"And that's my message to you," he said. "Even at this point in your life, you may not have imagined how your college career would go. But here you are. Accomplishing one of your dreams. It will be difficult, it will not look the way you want it to look, but in the end, if you stay focused, if you stay true, if you have the passion for your dream, you will get there."
"I remember my mentor telling me that as long as I was making myself happy and proud, I am a success," the Queer Eye star told the graduates at Chaffey College in Rancho Cucamonga, California, on May 23, in partnership with EXTRA Refreshers Gum. He reminded grads that "my destiny is determined by me," and encouraged them to move past fears about their futures. "There was no need to fear my tomorrow because I believe in the person I am today," he added.
The Fences actress delivered a powerful speech to the graduating class at Barnard College on May 20, encouraging the students to remember their personal histories and the history of our nation as they move forward in their lives.
"History is not the past, it is the present. We carry history with us. We all are history," Davis said.
The actress addressed America's past, reminding the students about Jim Crow laws and urging them to "own the fact that that was America." She stressed the importance of remembering our worst and best experiences alike in order to pave a brighter and more honest future.
"Own all the memories and the experiences, even if they were traumatic. The world is broken because we’re broken. There are too many of us who want to forget," she said. "Who said that all of who you are has to be good?"
The A Quiet Place actor and director returned to his alma mater, Brown University, to deliver the commencement speech to the school's undergraduate class of 2019 on May 26.
The Office alumnus challenged the students to hold on to their convictions as they set out for the "real world."
"Real change is organic. The only responsibility you all have is to hold fast to everything you have lived, right here," he said. "To not conform, to realize that when you’re out there, you’ve done all this before. Remember fondly the discomfort you felt when you were asked to push yourself farther than you were ever sure you could go. And the elation when you finally got there."

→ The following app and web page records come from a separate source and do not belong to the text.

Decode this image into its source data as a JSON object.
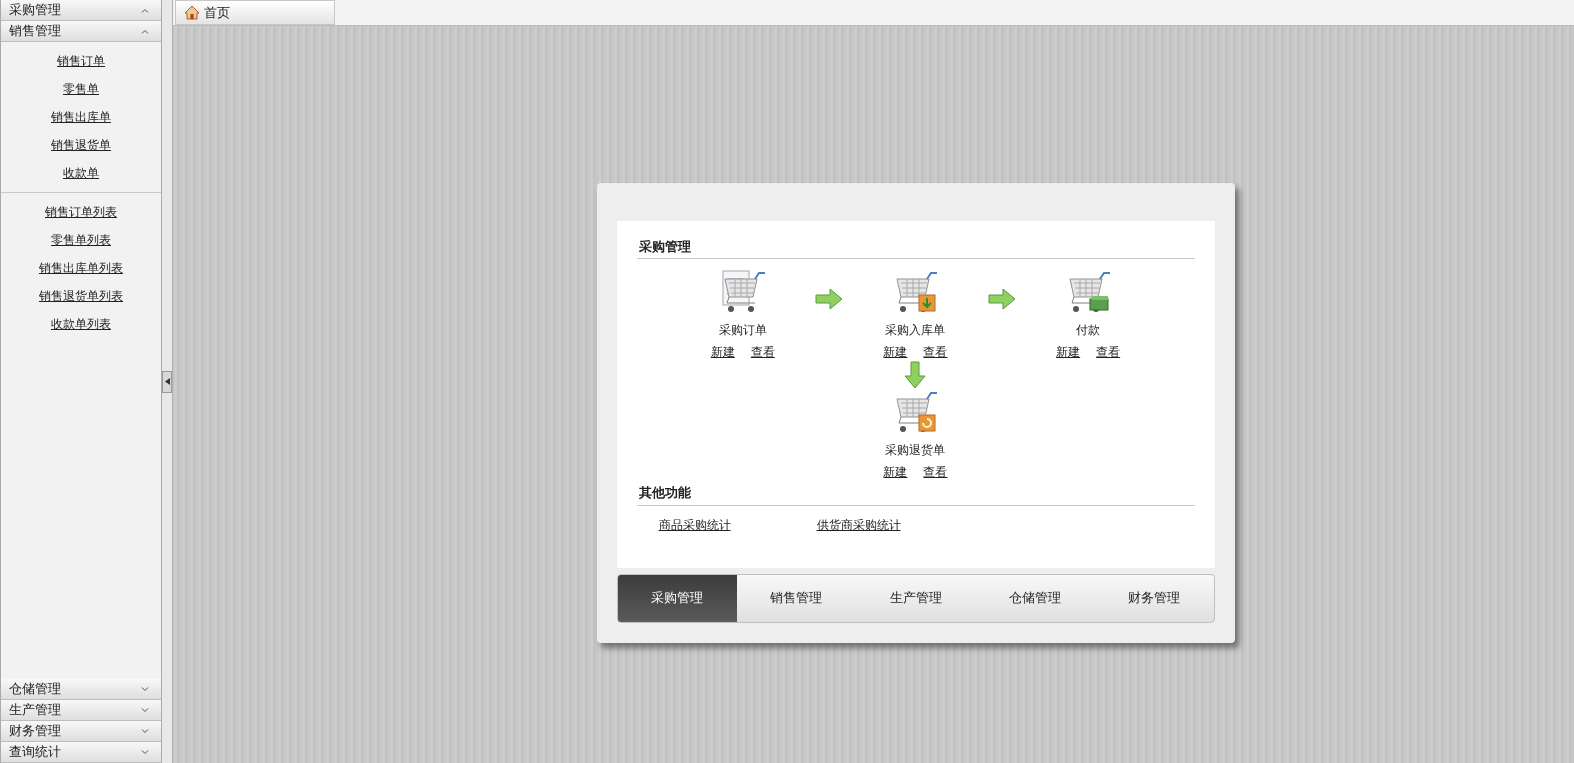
{
  "sidebar": {
    "sections": [
      {
        "title": "采购管理",
        "caret_up": true
      },
      {
        "title": "销售管理",
        "caret_up": true,
        "groups": [
          [
            "销售订单",
            "零售单",
            "销售出库单",
            "销售退货单",
            "收款单"
          ],
          [
            "销售订单列表",
            "零售单列表",
            "销售出库单列表",
            "销售退货单列表",
            "收款单列表"
          ]
        ]
      },
      {
        "title": "仓储管理",
        "caret_up": false
      },
      {
        "title": "生产管理",
        "caret_up": false
      },
      {
        "title": "财务管理",
        "caret_up": false
      },
      {
        "title": "查询统计",
        "caret_up": false
      }
    ]
  },
  "tabs": [
    {
      "label": "首页",
      "selected": true
    }
  ],
  "panel": {
    "flow_title": "采购管理",
    "nodes": [
      {
        "kind": "order",
        "label": "采购订单",
        "links": [
          "新建",
          "查看"
        ]
      },
      {
        "kind": "inbound",
        "label": "采购入库单",
        "links": [
          "新建",
          "查看"
        ]
      },
      {
        "kind": "payment",
        "label": "付款",
        "links": [
          "新建",
          "查看"
        ]
      },
      {
        "kind": "return",
        "label": "采购退货单",
        "links": [
          "新建",
          "查看"
        ]
      }
    ],
    "other_title": "其他功能",
    "other_links": [
      "商品采购统计",
      "供货商采购统计"
    ],
    "module_tabs": [
      {
        "label": "采购管理",
        "selected": true
      },
      {
        "label": "销售管理",
        "selected": false
      },
      {
        "label": "生产管理",
        "selected": false
      },
      {
        "label": "仓储管理",
        "selected": false
      },
      {
        "label": "财务管理",
        "selected": false
      }
    ]
  }
}
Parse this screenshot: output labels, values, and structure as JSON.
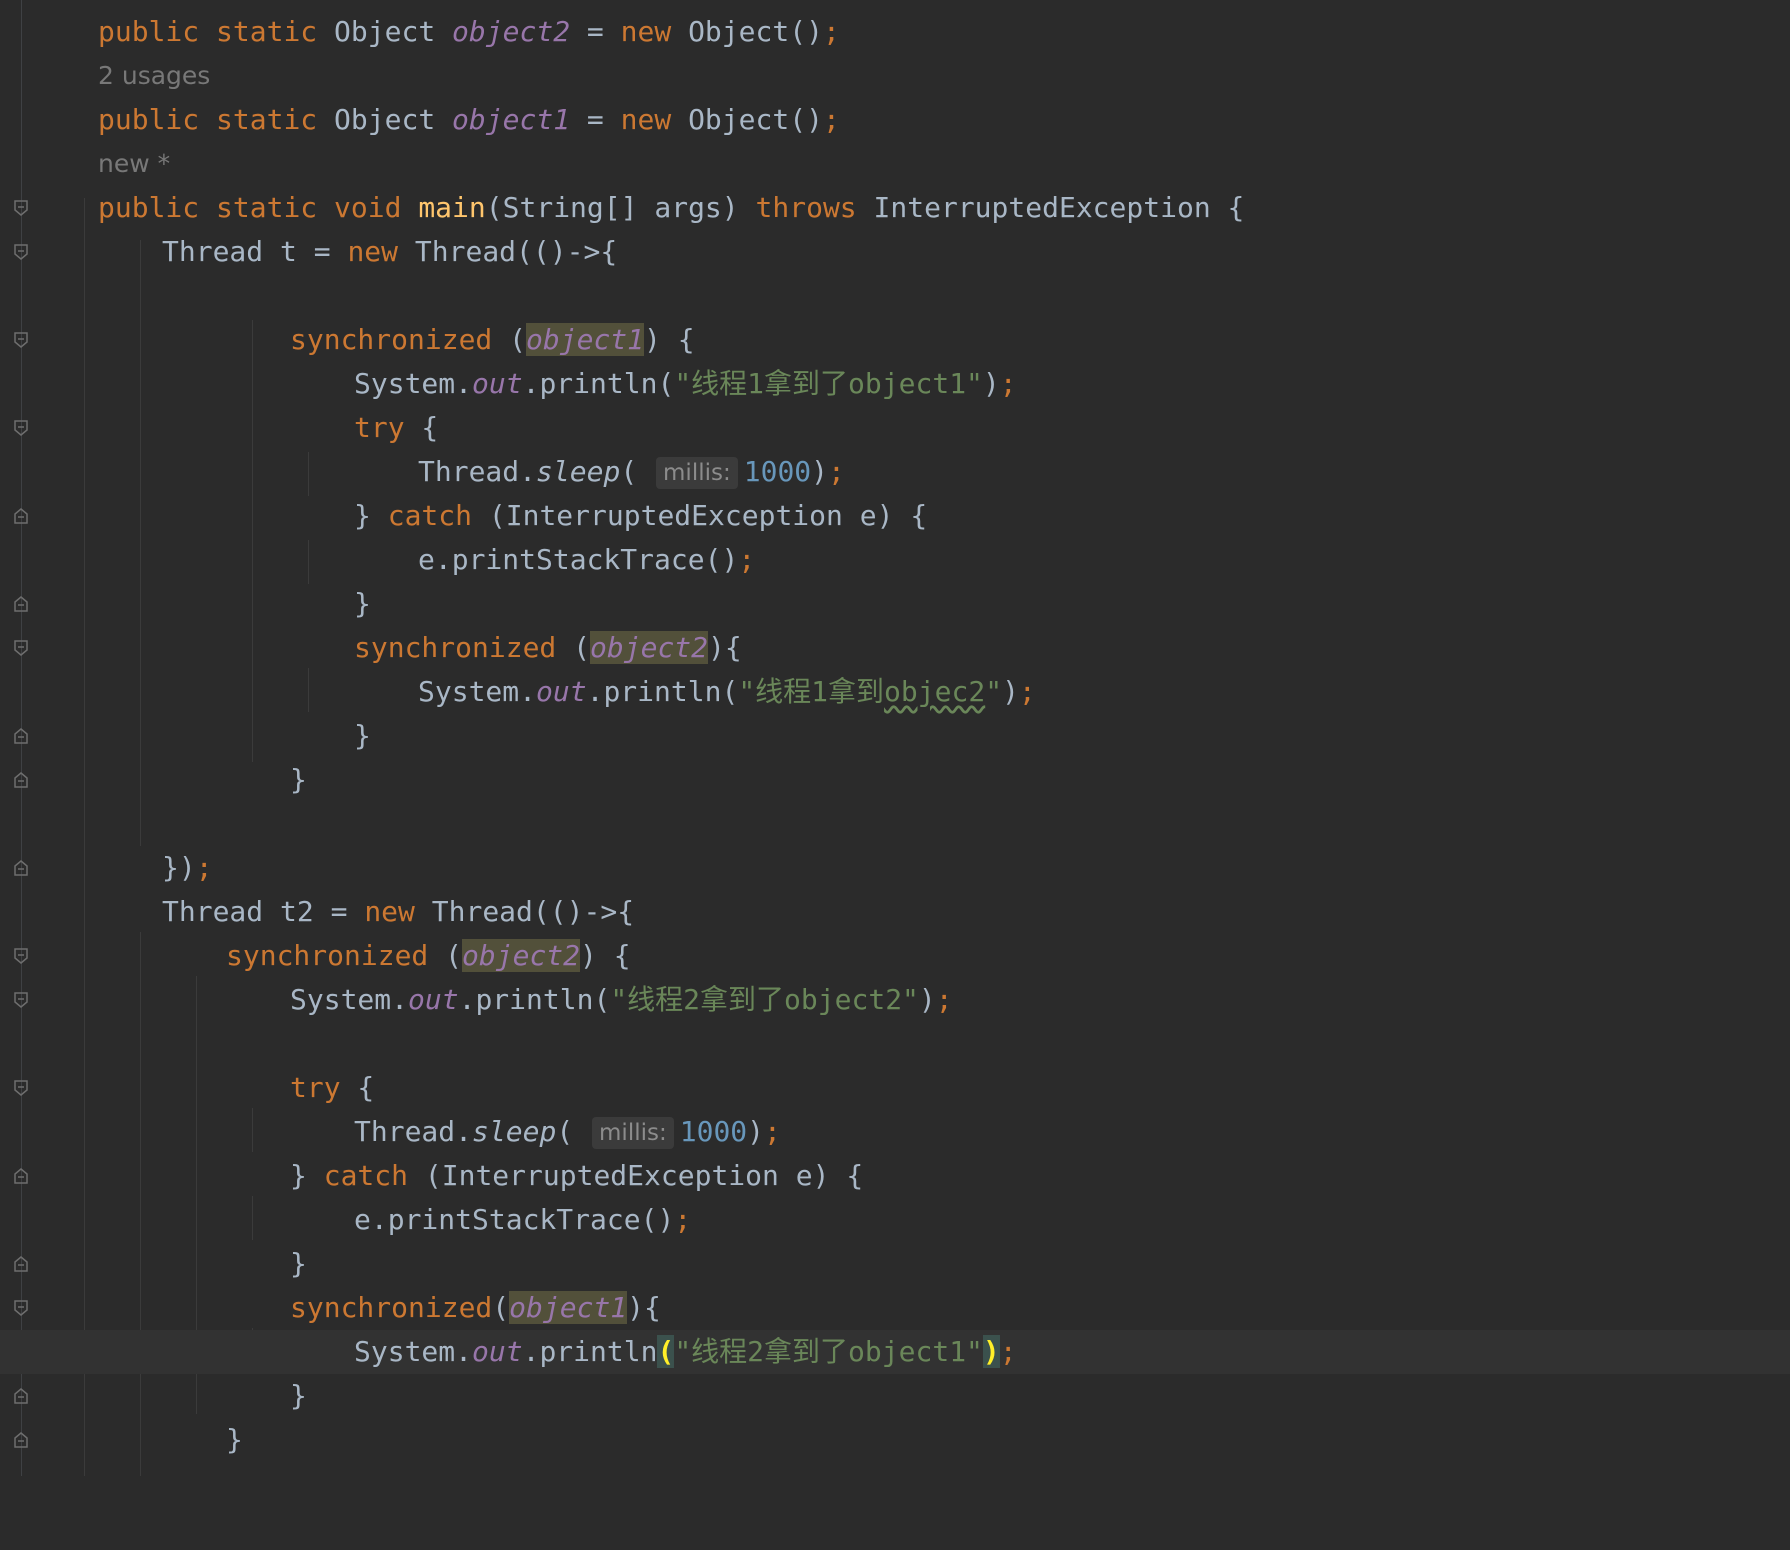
{
  "lines": [
    {
      "id": "l01",
      "text": "public static Object object2 = new Object();"
    },
    {
      "id": "l02",
      "text": "2 usages"
    },
    {
      "id": "l03",
      "text": "public static Object object1 = new Object();"
    },
    {
      "id": "l04",
      "text": "new *"
    },
    {
      "id": "l05",
      "text": "public static void main(String[] args) throws InterruptedException {"
    },
    {
      "id": "l06",
      "text": "Thread t = new Thread(()->{"
    },
    {
      "id": "l07",
      "text": "synchronized (object1) {"
    },
    {
      "id": "l08",
      "text": "System.out.println(\"线程1拿到了object1\");"
    },
    {
      "id": "l09",
      "text": "try {"
    },
    {
      "id": "l10",
      "text": "Thread.sleep( millis: 1000);"
    },
    {
      "id": "l11",
      "text": "} catch (InterruptedException e) {"
    },
    {
      "id": "l12",
      "text": "e.printStackTrace();"
    },
    {
      "id": "l13",
      "text": "synchronized (object2){"
    },
    {
      "id": "l14",
      "text": "System.out.println(\"线程1拿到objec2\");"
    },
    {
      "id": "l15",
      "text": "});"
    },
    {
      "id": "l16",
      "text": "Thread t2 = new Thread(()->{"
    },
    {
      "id": "l17",
      "text": "synchronized (object2) {"
    },
    {
      "id": "l18",
      "text": "System.out.println(\"线程2拿到了object2\");"
    },
    {
      "id": "l19",
      "text": "synchronized(object1){"
    },
    {
      "id": "l20",
      "text": "System.out.println(\"线程2拿到了object1\");"
    }
  ],
  "tokens": {
    "public": "public",
    "static": "static",
    "void": "void",
    "new": "new",
    "throws": "throws",
    "try": "try",
    "catch": "catch",
    "synchronized": "synchronized",
    "Object": "Object",
    "Thread": "Thread",
    "System": "System",
    "String": "String",
    "InterruptedException": "InterruptedException",
    "object1": "object1",
    "object2": "object2",
    "out": "out",
    "sleep": "sleep",
    "main": "main",
    "println": "println",
    "printStackTrace": "printStackTrace",
    "args": "args",
    "t": "t",
    "t2": "t2",
    "e": "e",
    "str_t1_o1": "\"线程1拿到了object1\"",
    "str_t1_o2_a": "\"线程1拿到",
    "str_t1_o2_b": "objec2",
    "str_t1_o2_c": "\"",
    "str_t2_o2": "\"线程2拿到了object2\"",
    "str_t2_o1": "\"线程2拿到了object1\"",
    "num_1000": "1000",
    "hint_millis": "millis:",
    "usages": "2 usages",
    "new_marker": "new *"
  },
  "theme": {
    "background": "#2b2b2b",
    "keyword": "#cc7832",
    "field": "#9876aa",
    "string": "#6a8759",
    "number": "#6897bb",
    "method_decl": "#ffc66d",
    "default_text": "#a9b7c6",
    "hint": "#787878",
    "ref_highlight": "#52503a",
    "current_line": "#323232"
  },
  "gutter": {
    "fold_icon": "fold-marker-icon"
  }
}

Krasinski also advised the graduates to "remember to believe in something," adding, "Fall in love as many times as it takes."
Speaking on May 29 — the same day special counsel Robert Mueller gave remarks on his investigation into Russian interference in the 2016 presidential election — former presidential candidate Clinton told graduates at New York City's Hunter College that the investigation “deserves the attention of every American.”
“It seems absolutely clear that we’ve got to deal with what has been investigated and reported,” she went on to say.
Clinton also slammed social media platforms — namely Facebook — for their roles in sharing misinformation. But she did manage to keep things light, too, joking about 2018's commencement speaker, Vin Diesel.
“We’re going to star in a movie together,” she said. “It’s called The Fast and the Still Really Furious.”